Your assignment:
What lines in the entries below contain the word "JSON"? Copy all of them.
┌────────
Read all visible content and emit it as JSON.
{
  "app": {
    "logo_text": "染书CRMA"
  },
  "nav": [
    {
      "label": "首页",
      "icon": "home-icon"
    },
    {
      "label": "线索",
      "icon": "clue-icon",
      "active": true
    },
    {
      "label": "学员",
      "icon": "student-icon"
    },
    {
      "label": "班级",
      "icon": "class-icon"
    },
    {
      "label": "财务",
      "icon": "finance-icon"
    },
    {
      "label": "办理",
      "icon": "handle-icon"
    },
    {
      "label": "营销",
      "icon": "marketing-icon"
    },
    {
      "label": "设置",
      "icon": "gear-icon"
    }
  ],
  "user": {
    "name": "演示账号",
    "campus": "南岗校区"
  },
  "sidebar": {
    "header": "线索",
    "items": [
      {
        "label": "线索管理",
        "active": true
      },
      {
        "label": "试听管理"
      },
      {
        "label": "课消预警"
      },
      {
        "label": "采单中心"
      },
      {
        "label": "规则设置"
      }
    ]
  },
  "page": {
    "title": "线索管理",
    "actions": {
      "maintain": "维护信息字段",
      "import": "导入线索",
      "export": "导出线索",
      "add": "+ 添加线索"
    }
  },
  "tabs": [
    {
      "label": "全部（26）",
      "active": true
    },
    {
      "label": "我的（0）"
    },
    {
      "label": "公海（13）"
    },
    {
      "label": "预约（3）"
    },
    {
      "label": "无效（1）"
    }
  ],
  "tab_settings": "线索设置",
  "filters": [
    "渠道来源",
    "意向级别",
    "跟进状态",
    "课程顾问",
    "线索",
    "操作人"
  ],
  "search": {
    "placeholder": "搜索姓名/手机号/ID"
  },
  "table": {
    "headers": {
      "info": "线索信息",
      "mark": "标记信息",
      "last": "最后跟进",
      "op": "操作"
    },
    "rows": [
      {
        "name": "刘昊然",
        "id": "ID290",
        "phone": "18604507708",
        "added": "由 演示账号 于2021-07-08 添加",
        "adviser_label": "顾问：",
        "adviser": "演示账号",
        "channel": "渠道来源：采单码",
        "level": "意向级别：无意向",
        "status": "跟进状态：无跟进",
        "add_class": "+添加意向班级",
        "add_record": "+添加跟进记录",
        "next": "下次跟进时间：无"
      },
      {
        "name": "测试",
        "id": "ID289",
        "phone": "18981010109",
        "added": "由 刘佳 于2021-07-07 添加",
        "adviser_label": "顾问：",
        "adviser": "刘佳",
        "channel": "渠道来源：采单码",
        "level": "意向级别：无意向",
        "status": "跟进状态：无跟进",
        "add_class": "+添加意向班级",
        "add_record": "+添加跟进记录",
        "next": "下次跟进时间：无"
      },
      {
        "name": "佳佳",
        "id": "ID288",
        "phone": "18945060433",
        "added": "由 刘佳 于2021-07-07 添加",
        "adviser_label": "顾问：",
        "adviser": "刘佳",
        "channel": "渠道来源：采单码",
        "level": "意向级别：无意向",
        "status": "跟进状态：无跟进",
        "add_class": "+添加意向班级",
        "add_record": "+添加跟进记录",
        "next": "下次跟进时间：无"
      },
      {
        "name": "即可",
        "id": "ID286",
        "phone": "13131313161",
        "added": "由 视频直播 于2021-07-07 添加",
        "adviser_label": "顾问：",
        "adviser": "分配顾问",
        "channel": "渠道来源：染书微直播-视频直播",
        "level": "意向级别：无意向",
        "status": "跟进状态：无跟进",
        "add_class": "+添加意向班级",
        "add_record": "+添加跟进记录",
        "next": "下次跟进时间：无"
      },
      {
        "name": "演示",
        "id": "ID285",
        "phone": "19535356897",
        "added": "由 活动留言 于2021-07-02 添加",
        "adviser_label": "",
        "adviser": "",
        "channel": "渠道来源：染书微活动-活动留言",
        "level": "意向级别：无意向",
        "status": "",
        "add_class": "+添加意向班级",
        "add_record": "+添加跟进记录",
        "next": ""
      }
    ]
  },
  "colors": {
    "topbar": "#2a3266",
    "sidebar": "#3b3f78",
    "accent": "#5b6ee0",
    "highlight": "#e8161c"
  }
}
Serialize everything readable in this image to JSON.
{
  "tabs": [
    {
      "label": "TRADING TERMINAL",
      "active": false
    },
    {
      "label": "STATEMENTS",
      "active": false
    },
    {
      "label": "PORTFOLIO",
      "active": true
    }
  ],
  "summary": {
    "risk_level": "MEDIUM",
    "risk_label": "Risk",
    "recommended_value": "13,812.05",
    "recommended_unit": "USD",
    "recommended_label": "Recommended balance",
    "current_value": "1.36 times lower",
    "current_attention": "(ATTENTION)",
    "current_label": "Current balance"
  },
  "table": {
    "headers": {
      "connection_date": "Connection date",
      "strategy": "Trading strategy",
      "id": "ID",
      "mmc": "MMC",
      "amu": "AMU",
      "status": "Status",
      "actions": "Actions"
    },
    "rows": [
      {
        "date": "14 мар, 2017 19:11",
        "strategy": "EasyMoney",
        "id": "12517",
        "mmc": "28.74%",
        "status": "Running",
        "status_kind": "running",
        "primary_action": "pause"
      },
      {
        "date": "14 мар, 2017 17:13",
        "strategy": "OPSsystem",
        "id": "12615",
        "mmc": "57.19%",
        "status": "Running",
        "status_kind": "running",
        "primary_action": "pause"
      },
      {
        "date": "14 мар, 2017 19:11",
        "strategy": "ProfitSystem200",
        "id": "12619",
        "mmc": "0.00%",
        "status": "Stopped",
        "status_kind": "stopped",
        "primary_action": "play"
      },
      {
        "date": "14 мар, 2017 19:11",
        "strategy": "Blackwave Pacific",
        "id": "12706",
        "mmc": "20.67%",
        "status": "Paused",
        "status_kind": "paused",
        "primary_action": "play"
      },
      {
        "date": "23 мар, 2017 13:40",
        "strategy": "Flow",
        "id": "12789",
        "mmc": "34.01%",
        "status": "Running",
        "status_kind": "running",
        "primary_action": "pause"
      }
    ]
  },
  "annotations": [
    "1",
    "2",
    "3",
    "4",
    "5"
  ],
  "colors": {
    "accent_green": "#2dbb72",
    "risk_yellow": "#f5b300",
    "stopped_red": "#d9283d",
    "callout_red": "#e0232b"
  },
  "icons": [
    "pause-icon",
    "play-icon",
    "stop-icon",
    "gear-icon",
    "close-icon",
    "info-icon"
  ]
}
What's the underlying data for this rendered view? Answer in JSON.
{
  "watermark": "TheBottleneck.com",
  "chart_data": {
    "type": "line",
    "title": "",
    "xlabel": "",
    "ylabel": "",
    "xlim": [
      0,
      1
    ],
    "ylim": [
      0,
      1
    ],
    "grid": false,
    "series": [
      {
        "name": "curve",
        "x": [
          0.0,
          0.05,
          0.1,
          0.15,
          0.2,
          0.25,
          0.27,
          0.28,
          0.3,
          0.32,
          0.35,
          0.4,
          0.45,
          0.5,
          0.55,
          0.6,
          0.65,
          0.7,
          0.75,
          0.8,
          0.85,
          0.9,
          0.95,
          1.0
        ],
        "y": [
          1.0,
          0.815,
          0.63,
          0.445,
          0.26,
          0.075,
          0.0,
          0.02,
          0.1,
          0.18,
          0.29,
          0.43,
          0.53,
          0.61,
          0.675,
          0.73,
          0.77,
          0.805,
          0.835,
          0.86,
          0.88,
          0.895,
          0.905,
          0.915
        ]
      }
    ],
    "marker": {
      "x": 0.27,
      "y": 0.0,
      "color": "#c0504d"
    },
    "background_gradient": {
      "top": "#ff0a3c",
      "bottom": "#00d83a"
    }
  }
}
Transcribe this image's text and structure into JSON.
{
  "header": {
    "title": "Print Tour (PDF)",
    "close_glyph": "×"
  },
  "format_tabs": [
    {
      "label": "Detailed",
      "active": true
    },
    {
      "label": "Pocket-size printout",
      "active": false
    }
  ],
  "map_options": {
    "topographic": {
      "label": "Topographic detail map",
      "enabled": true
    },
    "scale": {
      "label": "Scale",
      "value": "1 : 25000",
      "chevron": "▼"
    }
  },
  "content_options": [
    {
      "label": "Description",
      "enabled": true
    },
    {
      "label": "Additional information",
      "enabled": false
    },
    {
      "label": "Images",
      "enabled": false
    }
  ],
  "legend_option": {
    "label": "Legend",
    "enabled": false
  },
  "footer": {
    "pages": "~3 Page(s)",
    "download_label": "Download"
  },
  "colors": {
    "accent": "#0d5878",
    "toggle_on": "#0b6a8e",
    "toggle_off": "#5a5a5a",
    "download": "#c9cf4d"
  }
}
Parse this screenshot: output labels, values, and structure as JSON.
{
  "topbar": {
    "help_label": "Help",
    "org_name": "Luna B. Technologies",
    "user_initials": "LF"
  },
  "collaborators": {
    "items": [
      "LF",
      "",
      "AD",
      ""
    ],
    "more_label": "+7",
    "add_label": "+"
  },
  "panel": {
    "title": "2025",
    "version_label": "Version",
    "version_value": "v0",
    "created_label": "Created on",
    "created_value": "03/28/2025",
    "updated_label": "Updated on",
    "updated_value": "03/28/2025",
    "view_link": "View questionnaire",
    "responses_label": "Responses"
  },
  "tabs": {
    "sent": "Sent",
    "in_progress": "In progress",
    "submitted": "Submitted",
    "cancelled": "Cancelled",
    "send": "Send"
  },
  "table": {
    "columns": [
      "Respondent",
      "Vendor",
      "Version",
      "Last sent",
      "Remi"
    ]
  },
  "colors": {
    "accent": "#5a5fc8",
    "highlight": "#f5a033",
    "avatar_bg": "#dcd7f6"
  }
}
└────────
Task result:
Read all visible content and emit it as JSON.
Serialize everything readable in this image to JSON.
What's the underlying data for this rendered view? Answer in JSON.
Transcribe this image's text and structure into JSON.
Parse this screenshot: output labels, values, and structure as JSON.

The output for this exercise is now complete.